It is useful to not overlook the vital assistance provided to the Government troops in the New Zealand Wars, by Maori irregulars keen to settle scores with old tribal enemies. If not for their efforts, the tribes may well have never been conquered as they were and indeed colonisation may well have proceeded differently. But wars change history, and all wars have winners and losers, however much we may wish to pass judgement on their motives and methods centuries later.
If by ‘partnership’ you mean full Maori engagement with the wider world on equal terms, then who could argue with that? But if you mean some ill-defined form of ‘dual sovereignty’, that may or may not be democratically acceptable to the whole of New Zealand society…. then regretably you’ll just have to keep on lumping me in with Ian Wishhart.
The soooner MMP goes the better, and it can take the Greens with them, there has never been one party that has supported Bigorty more than Greens.
The soooner MMP goes the better
Democracy all too much for you there Brett? Should we just bin the whole thing and go back to a hereditary monarchy while we’re at it?

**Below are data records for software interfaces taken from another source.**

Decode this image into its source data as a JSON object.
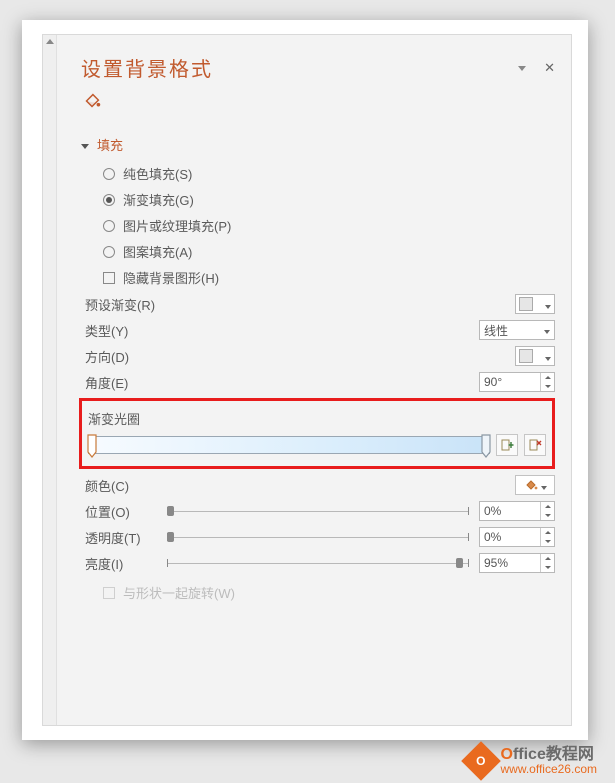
{
  "panel": {
    "title": "设置背景格式"
  },
  "section": {
    "fill": "填充"
  },
  "fillOptions": {
    "solid": "纯色填充(S)",
    "gradient": "渐变填充(G)",
    "pictureTexture": "图片或纹理填充(P)",
    "pattern": "图案填充(A)",
    "hideBg": "隐藏背景图形(H)"
  },
  "labels": {
    "preset": "预设渐变(R)",
    "type": "类型(Y)",
    "direction": "方向(D)",
    "angle": "角度(E)",
    "stops": "渐变光圈",
    "color": "颜色(C)",
    "position": "位置(O)",
    "transparency": "透明度(T)",
    "brightness": "亮度(I)",
    "rotateWithShape": "与形状一起旋转(W)"
  },
  "values": {
    "type": "线性",
    "angle": "90°",
    "position": "0%",
    "transparency": "0%",
    "brightness": "95%"
  },
  "watermark": {
    "brand_prefix": "O",
    "brand_rest": "ffice教程网",
    "url": "www.office26.com"
  }
}
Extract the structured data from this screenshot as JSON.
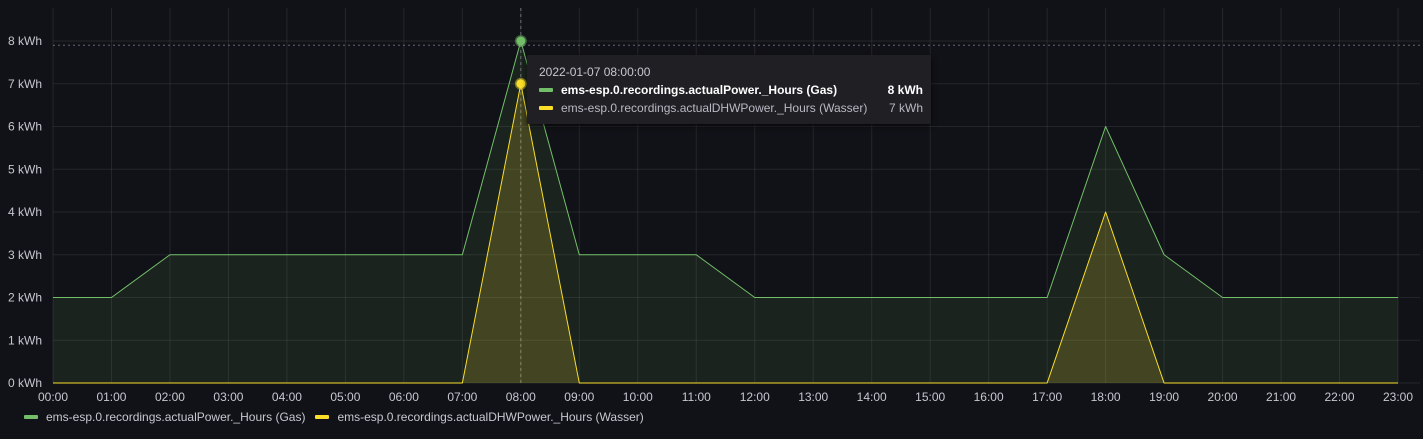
{
  "chart_data": {
    "type": "area",
    "x": [
      "00:00",
      "01:00",
      "02:00",
      "03:00",
      "04:00",
      "05:00",
      "06:00",
      "07:00",
      "08:00",
      "09:00",
      "10:00",
      "11:00",
      "12:00",
      "13:00",
      "14:00",
      "15:00",
      "16:00",
      "17:00",
      "18:00",
      "19:00",
      "20:00",
      "21:00",
      "22:00",
      "23:00"
    ],
    "series": [
      {
        "name": "ems-esp.0.recordings.actualPower._Hours (Gas)",
        "color": "#73bf69",
        "values": [
          2,
          2,
          3,
          3,
          3,
          3,
          3,
          3,
          8,
          3,
          3,
          3,
          2,
          2,
          2,
          2,
          2,
          2,
          6,
          3,
          2,
          2,
          2,
          2
        ]
      },
      {
        "name": "ems-esp.0.recordings.actualDHWPower._Hours (Wasser)",
        "color": "#fade2a",
        "values": [
          0,
          0,
          0,
          0,
          0,
          0,
          0,
          0,
          7,
          0,
          0,
          0,
          0,
          0,
          0,
          0,
          0,
          0,
          4,
          0,
          0,
          0,
          0,
          0
        ]
      }
    ],
    "ylim": [
      0,
      8
    ],
    "yticks": [
      "0 kWh",
      "1 kWh",
      "2 kWh",
      "3 kWh",
      "4 kWh",
      "5 kWh",
      "6 kWh",
      "7 kWh",
      "8 kWh"
    ],
    "grid": true,
    "legend_position": "bottom-left",
    "threshold_line": 7.9,
    "hover_index": 8
  },
  "tooltip": {
    "time": "2022-01-07 08:00:00",
    "rows": [
      {
        "name": "ems-esp.0.recordings.actualPower._Hours (Gas)",
        "value": "8 kWh",
        "color": "#73bf69"
      },
      {
        "name": "ems-esp.0.recordings.actualDHWPower._Hours (Wasser)",
        "value": "7 kWh",
        "color": "#fade2a"
      }
    ]
  }
}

there has never been one party that has supported Bigorty more than Greens.
I must admit I’m intrigued. Just how do you twist your view of the world to arrive at that bizarre conclusion?
If you think these improvements are very good, Steve, then you are even less ambitious for New Zealand than John Key. There is a lot more we could be doing and this is the barest scratching of the surface- my biggest fear here is that posts like this one and other similar stories will give the public the impression that the ETS that passes this term is adequate enough to address our own contribution to climate change, and to manage its effects on the New Zealand economy, which couldn’t be further from the truth.
Clark’s pretty clear she’s not going to dismiss Winston until she hears back from the privileges committee, (which is good enough for me) and there’s no way he can argue with that. I don’t see any real way out of their support for the ETS and the wider coalition for NZF until next election- and that “way out” is likely to be the one the wider voting public has been hoping for for some time. 😉 Let’s hope any disenfranchised NZF supporters demand good policy and accountability if they change allegiance- regardless of who they might change to. That said, predicting the death of NZF or Winston is kinda like throwing a boomerang and forgetting about it- you have a tendency to get hit in the head by your mistake when you least expect it.
Ari – There’s always a lot more we could be doing; you’ve got to start somewhere.
Consider that 5 years ago climate change and peak oil were barely even grazing the public conciousness. Sure – there was Kyoto – but it hadn’t come into effect and (as evidenced) wasn’t REALLY being thought about even at a political level in NZ. Now we’ve got a framework that, despite it’s weaknesses, creates a structure and begins to put the right incentives in place.
We’ve FINALLY got an internal market force that will encourage emissions reduction. That is a fantastic thing, and the Greens were right to support it now.
I think ’08Wire put it quite well: “The Greens are voting for the ETS. Good. But they are calling for a better ETS. Good.”
Transport emissions are going to fall anyway, because the marginal cost of oil is already high enough to foster a move away. Agriculture I know almost nothing about, but it’s damned certain that having the ETS as it exists now increases the odds that we’ll have one addressing agricultural emissions in 10 years time.
The world will not end if we don’t move to address agricultural emissions tomorrow… or it it will, then it was going to anyway. Trying to do everything at once usually leads to acheiving nothing.